The Twitter Versus FriendFeed Debate? No One Cares!
Writing on Tasty Blog Snack, Justin Ezarik comments on Michael Arrington's gloating over convincing half of his Twitter followers to follow him on FriendFeed. Justine also expresses a a long-held belief we've had around here at Adrants that most of this social media, web 2.0 crap is fleeting and mostly invisible to anyone outside the geek club.
Seriously. No one outside the insular geekfest gives a shit or ever will give a shit about Twitter or FriendFeed or which is better than the other. Or why they absolutely MUST use them. Apparently, the geek squad are an incestuous bunch and simply CAN NOT live without their shiny new toys. And that's OK. That's they we are. But they are a minority and always will be.
No matter how much Scoble or Rubel or that hot blonde chick that does funny videos (oh wait, that's Justine, herself) hype things like Twitter or FriendFeed, they will never reach the mainstream public. And that's a very good thing. Imagine if all the @aol.com or @hotmail types decided to hop on Twitter. There wouldn't be bitching at outages. Everyone would be watching CNN cover the gigantic explosion that occurred in San Francisco's South Park after Twitter servers screamed, "Fuck it! We're outta here," and committed simultaneous suicide.
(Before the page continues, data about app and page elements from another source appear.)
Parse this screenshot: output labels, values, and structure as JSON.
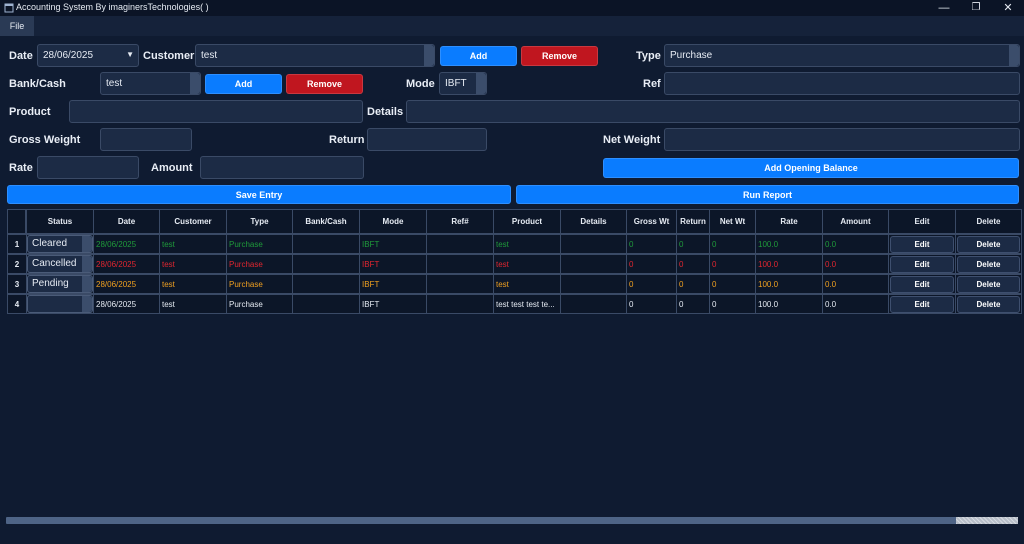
{
  "window": {
    "title": "Accounting System By imaginersTechnologies( )",
    "minimize": "—",
    "maximize": "❐",
    "close": "✕"
  },
  "menu": {
    "file": "File"
  },
  "form": {
    "date_label": "Date",
    "date_value": "28/06/2025",
    "customer_label": "Customer",
    "customer_value": "test",
    "customer_add": "Add",
    "customer_remove": "Remove",
    "type_label": "Type",
    "type_value": "Purchase",
    "bank_label": "Bank/Cash",
    "bank_value": "test",
    "bank_add": "Add",
    "bank_remove": "Remove",
    "mode_label": "Mode",
    "mode_value": "IBFT",
    "ref_label": "Ref",
    "ref_value": "",
    "product_label": "Product",
    "product_value": "",
    "details_label": "Details",
    "details_value": "",
    "gross_label": "Gross Weight",
    "gross_value": "",
    "return_label": "Return",
    "return_value": "",
    "net_label": "Net Weight",
    "net_value": "",
    "rate_label": "Rate",
    "rate_value": "",
    "amount_label": "Amount",
    "amount_value": "",
    "opening_balance": "Add Opening Balance",
    "save_entry": "Save Entry",
    "run_report": "Run Report"
  },
  "table": {
    "headers": [
      "Status",
      "Date",
      "Customer",
      "Type",
      "Bank/Cash",
      "Mode",
      "Ref#",
      "Product",
      "Details",
      "Gross Wt",
      "Return",
      "Net Wt",
      "Rate",
      "Amount",
      "Edit",
      "Delete"
    ],
    "rows": [
      {
        "num": "1",
        "status": "Cleared",
        "color": "#1f9a3a",
        "date": "28/06/2025",
        "customer": "test",
        "type": "Purchase",
        "bank": "",
        "mode": "IBFT",
        "ref": "",
        "product": "test",
        "details": "",
        "gross": "0",
        "return": "0",
        "net": "0",
        "rate": "100.0",
        "amount": "0.0",
        "edit": "Edit",
        "delete": "Delete"
      },
      {
        "num": "2",
        "status": "Cancelled",
        "color": "#e0262f",
        "date": "28/06/2025",
        "customer": "test",
        "type": "Purchase",
        "bank": "",
        "mode": "IBFT",
        "ref": "",
        "product": "test",
        "details": "",
        "gross": "0",
        "return": "0",
        "net": "0",
        "rate": "100.0",
        "amount": "0.0",
        "edit": "Edit",
        "delete": "Delete"
      },
      {
        "num": "3",
        "status": "Pending",
        "color": "#f0a020",
        "date": "28/06/2025",
        "customer": "test",
        "type": "Purchase",
        "bank": "",
        "mode": "IBFT",
        "ref": "",
        "product": "test",
        "details": "",
        "gross": "0",
        "return": "0",
        "net": "0",
        "rate": "100.0",
        "amount": "0.0",
        "edit": "Edit",
        "delete": "Delete"
      },
      {
        "num": "4",
        "status": "",
        "color": "#e6ebf3",
        "date": "28/06/2025",
        "customer": "test",
        "type": "Purchase",
        "bank": "",
        "mode": "IBFT",
        "ref": "",
        "product": "test test test te...",
        "details": "",
        "gross": "0",
        "return": "0",
        "net": "0",
        "rate": "100.0",
        "amount": "0.0",
        "edit": "Edit",
        "delete": "Delete"
      }
    ]
  },
  "colors": {
    "background": "#0f1b31",
    "accent_blue": "#0a7cff",
    "danger_red": "#c0161f",
    "cleared": "#1f9a3a",
    "cancelled": "#e0262f",
    "pending": "#f0a020"
  },
  "icons": {
    "app": "app-window-icon",
    "dropdown": "chevron-down-icon"
  }
}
Ponder this. Why are Twitter and FriendFeed here in the first place? In Twitter's case, maybe Evan Williams was just bored and needed something to amuse himself with after Blogger and Odeo. And FriendFeed? Unclear. Apparently, the creators couldn't find enough stimulation in real life. The two services are capitalizing on the OMFG Social Media trendlet with, it seems, no plan at all for monetizing their operations. Exactly how long can that go on before investors say, "Fuck it! We're outta here," and start drooling over the next insanely great widget.
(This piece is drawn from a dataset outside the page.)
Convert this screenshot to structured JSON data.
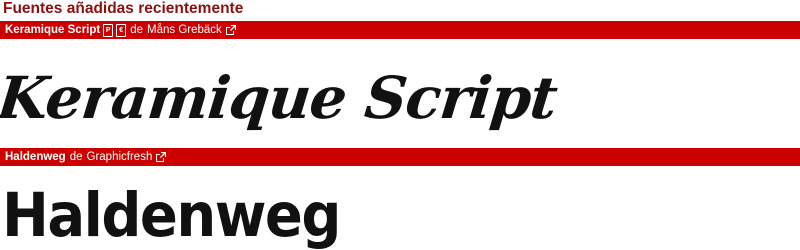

That said, Twitter can be a friend to some. Though the ability to connect to fellow geeks is, no doubt, rewarding in some respects, Twitter is just a fancy newsgroup or forum with big buttons and a few more bells are whistles for the mobile generation. FriendFeed, in comparison to Twitter, is like the experience that poor little girl in Dove's Onslaught commercial goes through getting incessantly pummeled by commercials for things she doesn't need or want.
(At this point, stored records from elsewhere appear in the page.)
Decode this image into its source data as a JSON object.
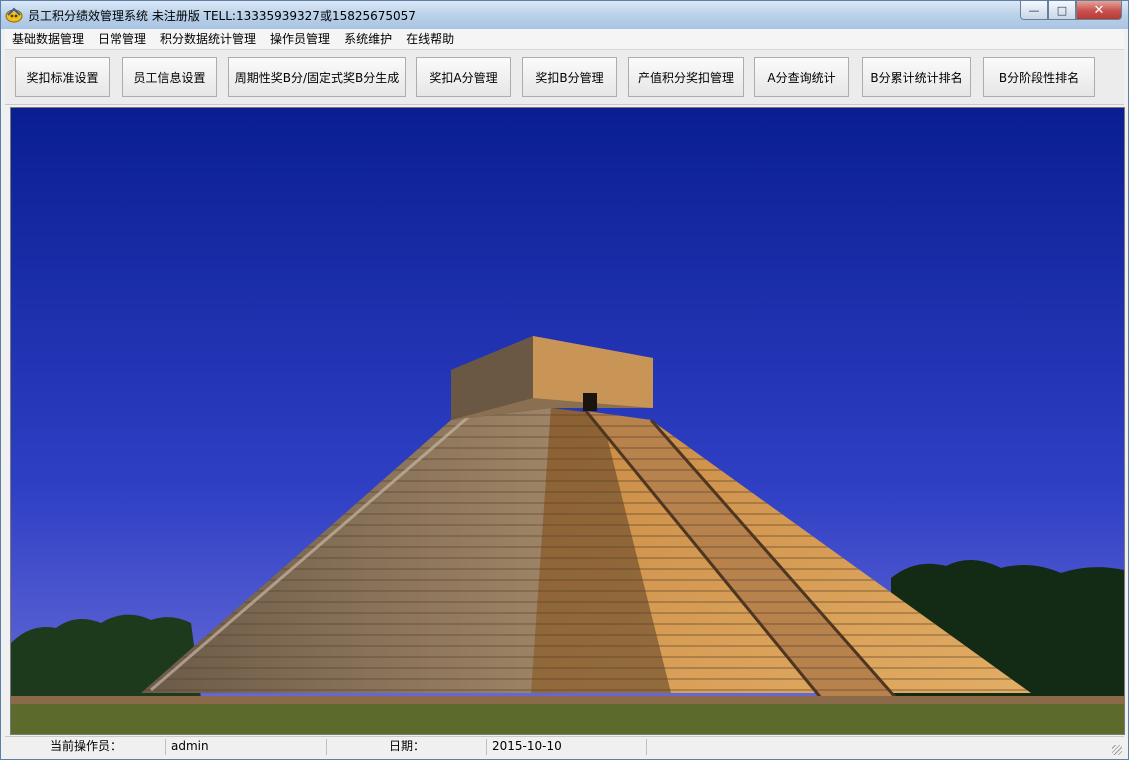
{
  "window": {
    "title": "员工积分绩效管理系统 未注册版 TELL:13335939327或15825675057",
    "minimize_label": "—",
    "maximize_label": "□",
    "close_label": "✕"
  },
  "menu": [
    "基础数据管理",
    "日常管理",
    "积分数据统计管理",
    "操作员管理",
    "系统维护",
    "在线帮助"
  ],
  "toolbar": [
    "奖扣标准设置",
    "员工信息设置",
    "周期性奖B分/固定式奖B分生成",
    "奖扣A分管理",
    "奖扣B分管理",
    "产值积分奖扣管理",
    "A分查询统计",
    "B分累计统计排名",
    "B分阶段性排名"
  ],
  "status": {
    "operator_label": "当前操作员：",
    "operator_value": "admin",
    "date_label": "日期：",
    "date_value": "2015-10-10"
  },
  "colors": {
    "sky_top": "#0b1f94",
    "sky_bottom": "#5b63d6",
    "stone_light": "#d9a05a",
    "stone_shadow": "#4a3a2e",
    "grass": "#4c6a2a"
  },
  "icons": {
    "app": "app-logo-icon"
  }
}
And Michael Arrington's gloating? No shit, indeed. If Justine told her thousands of followers AOL was re-introducing its dial up, walled garden digital playground, there's no doubt half the shiny-new-object obsessed geek squad would hit eBay in search of modem.
How fickle. Second Life anyone?